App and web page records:
+ + +
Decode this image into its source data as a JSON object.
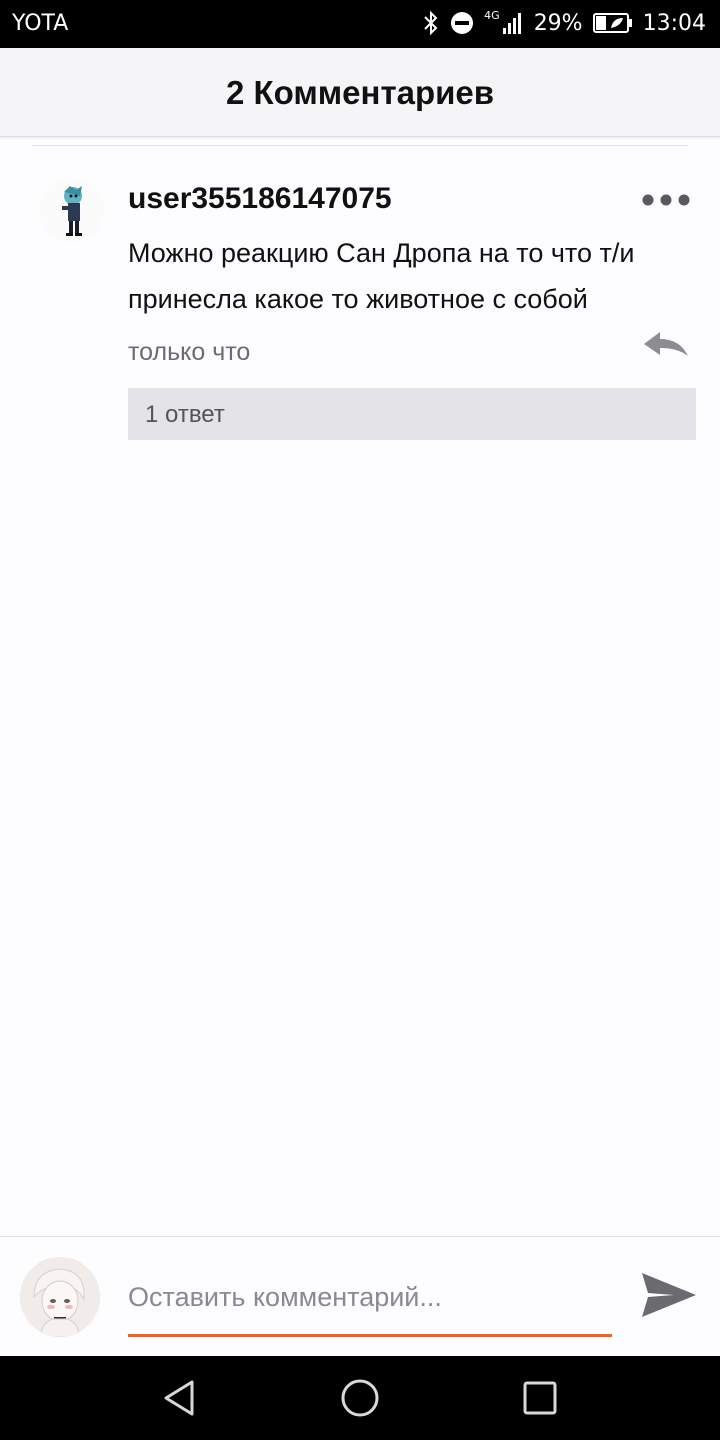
{
  "status_bar": {
    "carrier": "YOTA",
    "network": "4G",
    "battery": "29%",
    "time": "13:04"
  },
  "header": {
    "title": "2 Комментариев"
  },
  "comment": {
    "username": "user355186147075",
    "text": "Можно реакцию Сан Дропа на то что т/и принесла какое то животное с собой",
    "time": "только что",
    "replies_label": "1 ответ"
  },
  "composer": {
    "placeholder": "Оставить комментарий...",
    "value": "",
    "accent_color": "#f0641e"
  },
  "icons": {
    "status": [
      "bluetooth-icon",
      "dnd-icon",
      "signal-icon",
      "battery-icon"
    ],
    "comment": [
      "more-icon",
      "reply-icon"
    ],
    "composer": [
      "send-icon"
    ],
    "navigation": [
      "back-icon",
      "home-icon",
      "recents-icon"
    ]
  }
}
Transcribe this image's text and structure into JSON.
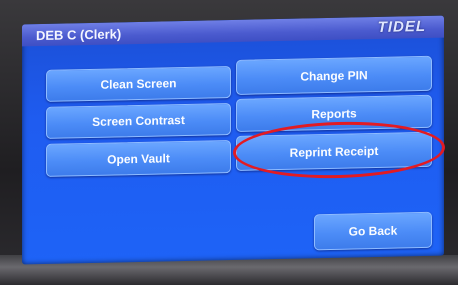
{
  "window": {
    "title": "DEB C (Clerk)",
    "logo_text": "TIDEL"
  },
  "buttons": {
    "clean_screen": "Clean Screen",
    "change_pin": "Change PIN",
    "screen_contrast": "Screen Contrast",
    "reports": "Reports",
    "open_vault": "Open Vault",
    "reprint_receipt": "Reprint Receipt",
    "go_back": "Go Back"
  },
  "colors": {
    "screen_blue": "#1f5cf0",
    "button_blue": "#4c8cf7",
    "annotation_red": "#e21b23"
  }
}
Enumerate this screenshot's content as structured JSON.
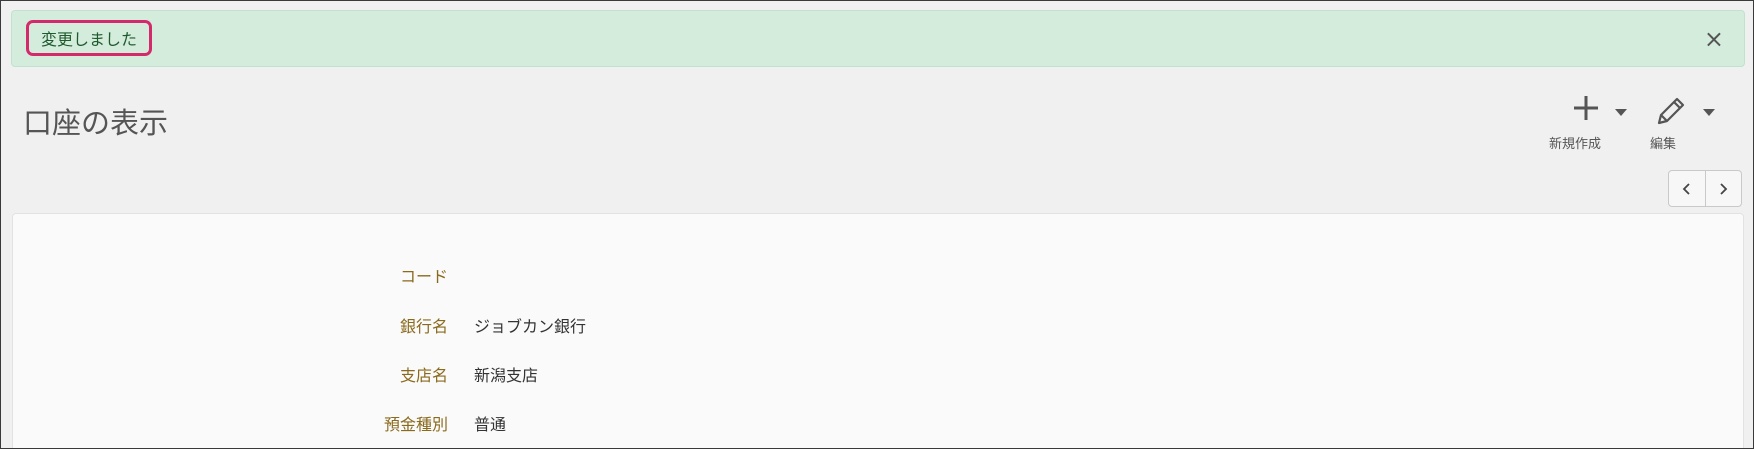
{
  "alert": {
    "message": "変更しました",
    "close_symbol": "×"
  },
  "page": {
    "title": "口座の表示"
  },
  "toolbar": {
    "new_label": "新規作成",
    "new_icon": "plus-icon",
    "edit_label": "編集",
    "edit_icon": "pencil-icon"
  },
  "pager": {
    "prev_icon": "chevron-left-icon",
    "next_icon": "chevron-right-icon"
  },
  "fields": [
    {
      "label": "コード",
      "value": ""
    },
    {
      "label": "銀行名",
      "value": "ジョブカン銀行"
    },
    {
      "label": "支店名",
      "value": "新潟支店"
    },
    {
      "label": "預金種別",
      "value": "普通"
    }
  ],
  "colors": {
    "alert_bg": "#d4ecdc",
    "highlight": "#d4296b",
    "label_text": "#8a6a1c"
  }
}
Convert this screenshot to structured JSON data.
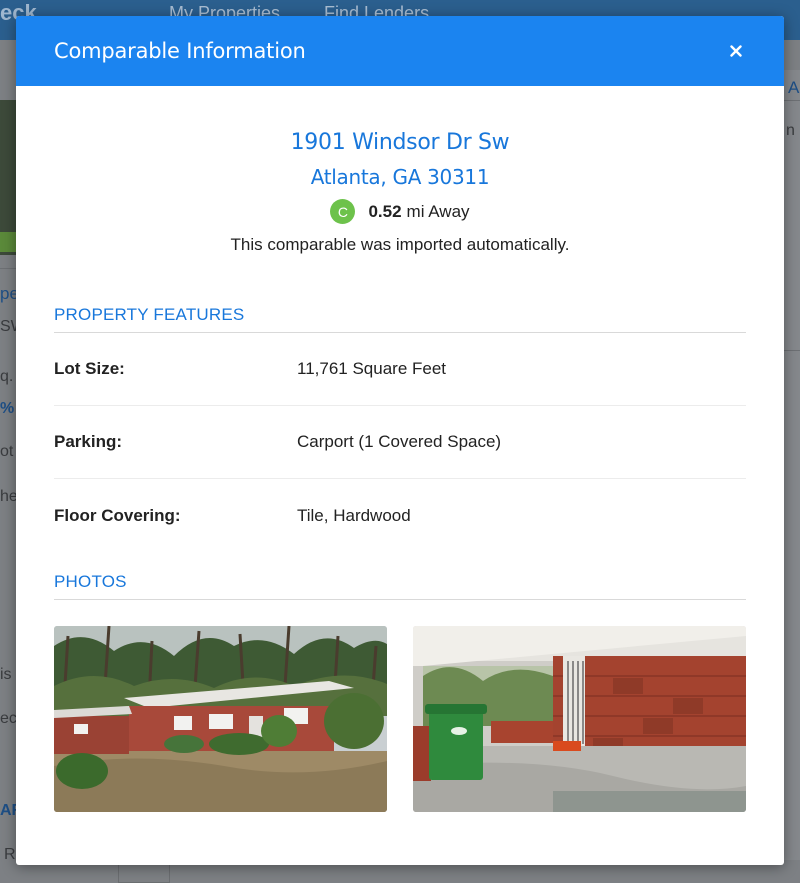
{
  "background": {
    "logo": "eck",
    "nav": [
      "My Properties",
      "Find Lenders"
    ],
    "fragments": [
      "A",
      "n",
      "pe",
      "SW",
      "q.",
      "%",
      "ot",
      "he",
      "is",
      "ec",
      "AR",
      "R"
    ]
  },
  "modal": {
    "title": "Comparable Information",
    "close_icon": "close-icon"
  },
  "summary": {
    "address_line1": "1901 Windsor Dr Sw",
    "address_line2": "Atlanta, GA 30311",
    "grade": "C",
    "grade_color": "#6dc24b",
    "distance_value": "0.52",
    "distance_unit": "mi Away",
    "import_note": "This comparable was imported automatically."
  },
  "features": {
    "heading": "PROPERTY FEATURES",
    "rows": [
      {
        "label": "Lot Size:",
        "value": "11,761 Square Feet"
      },
      {
        "label": "Parking:",
        "value": "Carport (1 Covered Space)"
      },
      {
        "label": "Floor Covering:",
        "value": "Tile, Hardwood"
      }
    ]
  },
  "photos": {
    "heading": "PHOTOS",
    "items": [
      "house-exterior-photo",
      "carport-photo"
    ]
  },
  "colors": {
    "accent": "#1b84f0",
    "link": "#1877db"
  }
}
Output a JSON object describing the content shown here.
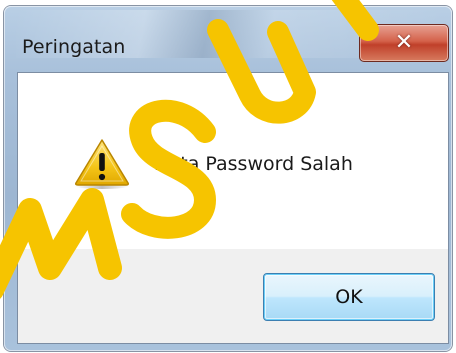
{
  "dialog": {
    "title": "Peringatan",
    "message": "Data Password Salah",
    "ok_label": "OK",
    "close_glyph": "✕",
    "icon": "warning-icon"
  },
  "watermark": {
    "text": "MSUI",
    "color": "#f6c400"
  },
  "colors": {
    "frame": "#a8c0da",
    "close_button": "#c7472f",
    "ok_button_border": "#3c7fb1",
    "warning_fill": "#f5c518"
  }
}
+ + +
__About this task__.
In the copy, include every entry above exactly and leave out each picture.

__Response to this exercise__.
Decode this image into its source data as a JSON object.
{
  "status_bar": {
    "carrier": "YOTA",
    "network": "4G",
    "battery": "29%",
    "time": "13:04"
  },
  "header": {
    "title": "2 Комментариев"
  },
  "comment": {
    "username": "user355186147075",
    "text": "Можно реакцию Сан Дропа на то что т/и принесла какое то животное с собой",
    "time": "только что",
    "replies_label": "1 ответ"
  },
  "composer": {
    "placeholder": "Оставить комментарий...",
    "value": "",
    "accent_color": "#f0641e"
  },
  "icons": {
    "status": [
      "bluetooth-icon",
      "dnd-icon",
      "signal-icon",
      "battery-icon"
    ],
    "comment": [
      "more-icon",
      "reply-icon"
    ],
    "composer": [
      "send-icon"
    ],
    "navigation": [
      "back-icon",
      "home-icon",
      "recents-icon"
    ]
  }
}
Transcribe this image's text and structure into JSON.
{
  "window": {
    "title": "DEB C (Clerk)",
    "logo_text": "TIDEL"
  },
  "buttons": {
    "clean_screen": "Clean Screen",
    "change_pin": "Change PIN",
    "screen_contrast": "Screen Contrast",
    "reports": "Reports",
    "open_vault": "Open Vault",
    "reprint_receipt": "Reprint Receipt",
    "go_back": "Go Back"
  },
  "colors": {
    "screen_blue": "#1f5cf0",
    "button_blue": "#4c8cf7",
    "annotation_red": "#e21b23"
  }
}
Enumerate this screenshot's content as structured JSON.
{
  "alert": {
    "message": "変更しました",
    "close_symbol": "×"
  },
  "page": {
    "title": "口座の表示"
  },
  "toolbar": {
    "new_label": "新規作成",
    "new_icon": "plus-icon",
    "edit_label": "編集",
    "edit_icon": "pencil-icon"
  },
  "pager": {
    "prev_icon": "chevron-left-icon",
    "next_icon": "chevron-right-icon"
  },
  "fields": [
    {
      "label": "コード",
      "value": ""
    },
    {
      "label": "銀行名",
      "value": "ジョブカン銀行"
    },
    {
      "label": "支店名",
      "value": "新潟支店"
    },
    {
      "label": "預金種別",
      "value": "普通"
    }
  ],
  "colors": {
    "alert_bg": "#d4ecdc",
    "highlight": "#d4296b",
    "label_text": "#8a6a1c"
  }
}
Convert this screenshot to structured JSON data.
{
  "background": {
    "logo": "eck",
    "nav": [
      "My Properties",
      "Find Lenders"
    ],
    "fragments": [
      "A",
      "n",
      "pe",
      "SW",
      "q.",
      "%",
      "ot",
      "he",
      "is",
      "ec",
      "AR",
      "R"
    ]
  },
  "modal": {
    "title": "Comparable Information",
    "close_icon": "close-icon"
  },
  "summary": {
    "address_line1": "1901 Windsor Dr Sw",
    "address_line2": "Atlanta, GA 30311",
    "grade": "C",
    "grade_color": "#6dc24b",
    "distance_value": "0.52",
    "distance_unit": "mi Away",
    "import_note": "This comparable was imported automatically."
  },
  "features": {
    "heading": "PROPERTY FEATURES",
    "rows": [
      {
        "label": "Lot Size:",
        "value": "11,761 Square Feet"
      },
      {
        "label": "Parking:",
        "value": "Carport (1 Covered Space)"
      },
      {
        "label": "Floor Covering:",
        "value": "Tile, Hardwood"
      }
    ]
  },
  "photos": {
    "heading": "PHOTOS",
    "items": [
      "house-exterior-photo",
      "carport-photo"
    ]
  },
  "colors": {
    "accent": "#1b84f0",
    "link": "#1877db"
  }
}
Output a JSON object describing the content shown here.
{
  "dialog": {
    "title": "Peringatan",
    "message": "Data Password Salah",
    "ok_label": "OK",
    "close_glyph": "✕",
    "icon": "warning-icon"
  },
  "watermark": {
    "text": "MSUI",
    "color": "#f6c400"
  },
  "colors": {
    "frame": "#a8c0da",
    "close_button": "#c7472f",
    "ok_button_border": "#3c7fb1",
    "warning_fill": "#f5c518"
  }
}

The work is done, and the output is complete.